What’s next?

As with any technology, Carr said there are several factors to consider when AI enters the conversation on a farm or at a commercial elevator.

“Firstly, they should assess their current operational challenges and determine whether AI solutions can address these effectively,” he said. “Secondly, they should evaluate the cost-benefit analysis, considering factors such as potential cost savings, improved efficiency, and competitive advantages. Thirdly, they should assess their readiness in terms of infrastructure, workforce capabilities, and organizational culture to embrace technological change. Ultimately, the decision to adopt AI should be driven by a strategic vision for long-term growth and sustainability.”

CESCO’s Celeghini said there’s a general interest among customers, with some companies embracing AI as a marketing tool. However, full integration into existing systems and equipment is just getting started.

“One hurdle is the complexity of AI implementation in settings like grain storage plants, which typically rely on straightforward automation,” he said. “Customized training for each project adds cost that may not always justify the benefits. Instead, focusing on specific AI applications like online quality analysis or predictive maintenance could yield more feasible solutions, independent of plant specifics.”

Maier said it was the construction of the Kent Feed Mill and Grain Science Complex at Iowa State that provided a refreshing perspective on technology. The importance of people with specialized skills who can build a facility and implement new technologies such as AI will not diminish, he said.

“We need people with those types of hands-on, specialized technical skills, and that, too, will continue in our plant when it comes to maintenance,” he said. “People probably will need to have a higher knowledge because of the types of systems that our plants will use in terms of automation. You’ve got to understand not just the wiring, but also how all that relates to the PLC (programmable logical controller) and how all of it ties into the automation system. That’s not going to get replaced by AI at all.”

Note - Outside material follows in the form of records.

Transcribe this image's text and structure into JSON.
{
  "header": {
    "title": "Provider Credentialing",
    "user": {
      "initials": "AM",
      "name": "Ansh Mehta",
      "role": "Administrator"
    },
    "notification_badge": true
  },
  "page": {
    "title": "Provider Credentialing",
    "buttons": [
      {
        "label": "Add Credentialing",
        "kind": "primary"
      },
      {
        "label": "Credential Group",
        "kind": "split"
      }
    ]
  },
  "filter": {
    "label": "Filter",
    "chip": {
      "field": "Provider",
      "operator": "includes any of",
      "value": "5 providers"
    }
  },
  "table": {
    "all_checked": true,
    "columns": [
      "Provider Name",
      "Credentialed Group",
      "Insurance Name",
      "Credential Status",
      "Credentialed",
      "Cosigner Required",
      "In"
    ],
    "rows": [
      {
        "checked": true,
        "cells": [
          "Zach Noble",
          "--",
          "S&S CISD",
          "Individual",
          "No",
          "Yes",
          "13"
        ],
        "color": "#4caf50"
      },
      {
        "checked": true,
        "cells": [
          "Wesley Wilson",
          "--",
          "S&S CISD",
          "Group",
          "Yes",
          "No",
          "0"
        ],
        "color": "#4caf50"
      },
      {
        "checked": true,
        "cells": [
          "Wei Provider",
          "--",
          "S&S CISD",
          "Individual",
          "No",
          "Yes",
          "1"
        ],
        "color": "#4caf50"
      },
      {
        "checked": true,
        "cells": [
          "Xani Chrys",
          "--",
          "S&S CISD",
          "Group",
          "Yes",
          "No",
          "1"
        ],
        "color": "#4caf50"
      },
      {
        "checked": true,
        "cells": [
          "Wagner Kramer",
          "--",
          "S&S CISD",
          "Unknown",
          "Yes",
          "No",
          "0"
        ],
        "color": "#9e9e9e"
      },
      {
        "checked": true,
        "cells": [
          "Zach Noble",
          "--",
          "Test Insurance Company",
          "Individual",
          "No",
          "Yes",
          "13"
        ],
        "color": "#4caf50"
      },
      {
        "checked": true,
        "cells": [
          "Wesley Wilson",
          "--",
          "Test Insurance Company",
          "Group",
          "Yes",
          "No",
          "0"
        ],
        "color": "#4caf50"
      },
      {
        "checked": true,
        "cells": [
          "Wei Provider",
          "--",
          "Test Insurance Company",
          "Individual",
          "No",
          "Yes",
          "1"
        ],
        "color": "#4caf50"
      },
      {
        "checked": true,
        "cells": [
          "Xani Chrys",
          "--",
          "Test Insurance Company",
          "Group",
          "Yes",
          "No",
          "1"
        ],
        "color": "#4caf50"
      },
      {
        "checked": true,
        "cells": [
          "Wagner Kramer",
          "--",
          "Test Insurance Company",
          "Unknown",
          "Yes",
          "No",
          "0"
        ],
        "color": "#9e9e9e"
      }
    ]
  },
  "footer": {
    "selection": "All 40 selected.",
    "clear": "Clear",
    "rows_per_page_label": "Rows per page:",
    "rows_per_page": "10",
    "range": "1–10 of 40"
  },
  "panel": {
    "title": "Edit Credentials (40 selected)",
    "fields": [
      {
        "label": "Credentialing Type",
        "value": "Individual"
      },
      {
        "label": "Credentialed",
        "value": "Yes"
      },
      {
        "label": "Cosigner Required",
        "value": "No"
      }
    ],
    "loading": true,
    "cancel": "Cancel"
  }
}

Adve said adoption of AI in agriculture could be slowed by a lack of expertise. Ag companies understand the problem and understand their customers but may not have the AI proficiency in-house to develop AI-based products and services. To address this shortage, the Center for Digital Agriculture, in collaboration with the University of Illinois’ highly respected departments of Agriculture and Biological Engineering, Crop Sciences and Computer Science has developed the first asynchronous online Master of Engineering in Digital Agriculture degree and professional certificat programs.

“We think it can be valuable in expanding the workforce with kids coming out of school today and the existing workforce, because there is a vast workforce in agriculture and ag tech companies that would benefit from this training,” Adve said. “They already have strong ag experience and understanding of the markets and the customer needs, so giving the training they need in a couple of AI topics would be able to start working on products that could have a greater impact in the near term.”

SafeGrain’s Carr emphasized the importance of collaboration and knowledge sharing within the industry to harness the full potential of AI and other emerging technologies. Addressing concerns about cybersecurity and data privacy is paramount, especially given the sensitive nature of operational data. Additionally, the lack of sufficient technology infrastructure in rural or less-developed areas may pose challenges in terms of connectivity and access to AI-enabled solutions. Moreover, there may be resistance to change and a need for workforce training to ensure seamless integration and utilization of AI technologies, he said.

“In my interactions with the grain handling and storage industry, I’ve observed a growing interest and curiosity about AI technology,” Carr said. “While some customers are excited about the potential benefits of AI in improving efficiency and reducing operational costs, others express concerns about data privacy, cybersecurity, and the complexity of implementation. Overall, there is a strong appetite for more information and guidance on how AI can be effectively applied to address specific challenges in grain storage and handling.”